What to do:
The required output is the complete listing, copied word for word.

─── Extracted entries ───

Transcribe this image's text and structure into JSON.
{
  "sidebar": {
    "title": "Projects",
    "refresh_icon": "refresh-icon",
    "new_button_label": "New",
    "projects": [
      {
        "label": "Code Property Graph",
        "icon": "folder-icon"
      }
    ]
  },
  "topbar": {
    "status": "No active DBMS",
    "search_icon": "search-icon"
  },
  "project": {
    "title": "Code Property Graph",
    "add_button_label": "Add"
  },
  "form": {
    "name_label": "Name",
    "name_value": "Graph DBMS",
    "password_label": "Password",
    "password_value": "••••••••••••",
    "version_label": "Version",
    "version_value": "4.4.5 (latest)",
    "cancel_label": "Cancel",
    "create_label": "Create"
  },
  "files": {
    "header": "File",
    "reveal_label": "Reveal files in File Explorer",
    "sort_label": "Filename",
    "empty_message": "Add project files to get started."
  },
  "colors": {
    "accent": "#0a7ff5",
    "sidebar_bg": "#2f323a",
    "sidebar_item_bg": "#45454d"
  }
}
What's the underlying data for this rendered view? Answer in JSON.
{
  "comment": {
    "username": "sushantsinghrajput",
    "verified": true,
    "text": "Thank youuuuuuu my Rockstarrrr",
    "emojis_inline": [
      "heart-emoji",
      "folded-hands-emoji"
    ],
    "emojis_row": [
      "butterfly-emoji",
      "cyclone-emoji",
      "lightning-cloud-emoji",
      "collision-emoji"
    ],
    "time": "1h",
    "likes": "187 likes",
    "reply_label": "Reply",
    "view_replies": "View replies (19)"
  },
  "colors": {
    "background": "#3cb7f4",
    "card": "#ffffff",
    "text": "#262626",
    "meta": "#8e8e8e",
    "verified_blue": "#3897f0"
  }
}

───

Written solution:
Transcribe this image's text and structure into JSON.
{
  "sidebar": {
    "title": "Projects",
    "refresh_icon": "refresh-icon",
    "new_button_label": "New",
    "projects": [
      {
        "label": "Code Property Graph",
        "icon": "folder-icon"
      }
    ]
  },
  "topbar": {
    "status": "No active DBMS",
    "search_icon": "search-icon"
  },
  "project": {
    "title": "Code Property Graph",
    "add_button_label": "Add"
  },
  "form": {
    "name_label": "Name",
    "name_value": "Graph DBMS",
    "password_label": "Password",
    "password_value": "••••••••••••",
    "version_label": "Version",
    "version_value": "4.4.5 (latest)",
    "cancel_label": "Cancel",
    "create_label": "Create"
  },
  "files": {
    "header": "File",
    "reveal_label": "Reveal files in File Explorer",
    "sort_label": "Filename",
    "empty_message": "Add project files to get started."
  },
  "colors": {
    "accent": "#0a7ff5",
    "sidebar_bg": "#2f323a",
    "sidebar_item_bg": "#45454d"
  }
}
What's the underlying data for this rendered view? Answer in JSON.
{
  "comment": {
    "username": "sushantsinghrajput",
    "verified": true,
    "text": "Thank youuuuuuu my Rockstarrrr",
    "emojis_inline": [
      "heart-emoji",
      "folded-hands-emoji"
    ],
    "emojis_row": [
      "butterfly-emoji",
      "cyclone-emoji",
      "lightning-cloud-emoji",
      "collision-emoji"
    ],
    "time": "1h",
    "likes": "187 likes",
    "reply_label": "Reply",
    "view_replies": "View replies (19)"
  },
  "colors": {
    "background": "#3cb7f4",
    "card": "#ffffff",
    "text": "#262626",
    "meta": "#8e8e8e",
    "verified_blue": "#3897f0"
  }
}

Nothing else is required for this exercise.